- _What you should do_:
Nothing but an exact copy of the records below counts as the answer.
Data to process: Begin
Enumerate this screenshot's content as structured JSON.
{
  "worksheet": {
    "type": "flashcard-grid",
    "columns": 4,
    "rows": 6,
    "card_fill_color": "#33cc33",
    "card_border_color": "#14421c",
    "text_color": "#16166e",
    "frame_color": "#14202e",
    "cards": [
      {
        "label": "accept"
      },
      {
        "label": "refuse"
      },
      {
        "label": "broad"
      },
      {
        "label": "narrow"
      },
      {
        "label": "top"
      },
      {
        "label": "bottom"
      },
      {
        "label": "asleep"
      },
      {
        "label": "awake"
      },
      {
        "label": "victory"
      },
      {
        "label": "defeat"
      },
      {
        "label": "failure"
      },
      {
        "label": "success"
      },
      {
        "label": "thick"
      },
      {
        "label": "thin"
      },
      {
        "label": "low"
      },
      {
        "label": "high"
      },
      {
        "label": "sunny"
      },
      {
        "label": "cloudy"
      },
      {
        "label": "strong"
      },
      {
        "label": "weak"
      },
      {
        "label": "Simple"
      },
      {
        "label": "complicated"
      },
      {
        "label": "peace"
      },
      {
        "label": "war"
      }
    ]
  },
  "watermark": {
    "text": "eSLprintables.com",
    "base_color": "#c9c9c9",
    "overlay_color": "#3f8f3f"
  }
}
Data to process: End
- _Result_:
Enumerate this screenshot's content as structured JSON.
{
  "worksheet": {
    "type": "flashcard-grid",
    "columns": 4,
    "rows": 6,
    "card_fill_color": "#33cc33",
    "card_border_color": "#14421c",
    "text_color": "#16166e",
    "frame_color": "#14202e",
    "cards": [
      {
        "label": "accept"
      },
      {
        "label": "refuse"
      },
      {
        "label": "broad"
      },
      {
        "label": "narrow"
      },
      {
        "label": "top"
      },
      {
        "label": "bottom"
      },
      {
        "label": "asleep"
      },
      {
        "label": "awake"
      },
      {
        "label": "victory"
      },
      {
        "label": "defeat"
      },
      {
        "label": "failure"
      },
      {
        "label": "success"
      },
      {
        "label": "thick"
      },
      {
        "label": "thin"
      },
      {
        "label": "low"
      },
      {
        "label": "high"
      },
      {
        "label": "sunny"
      },
      {
        "label": "cloudy"
      },
      {
        "label": "strong"
      },
      {
        "label": "weak"
      },
      {
        "label": "Simple"
      },
      {
        "label": "complicated"
      },
      {
        "label": "peace"
      },
      {
        "label": "war"
      }
    ]
  },
  "watermark": {
    "text": "eSLprintables.com",
    "base_color": "#c9c9c9",
    "overlay_color": "#3f8f3f"
  }
}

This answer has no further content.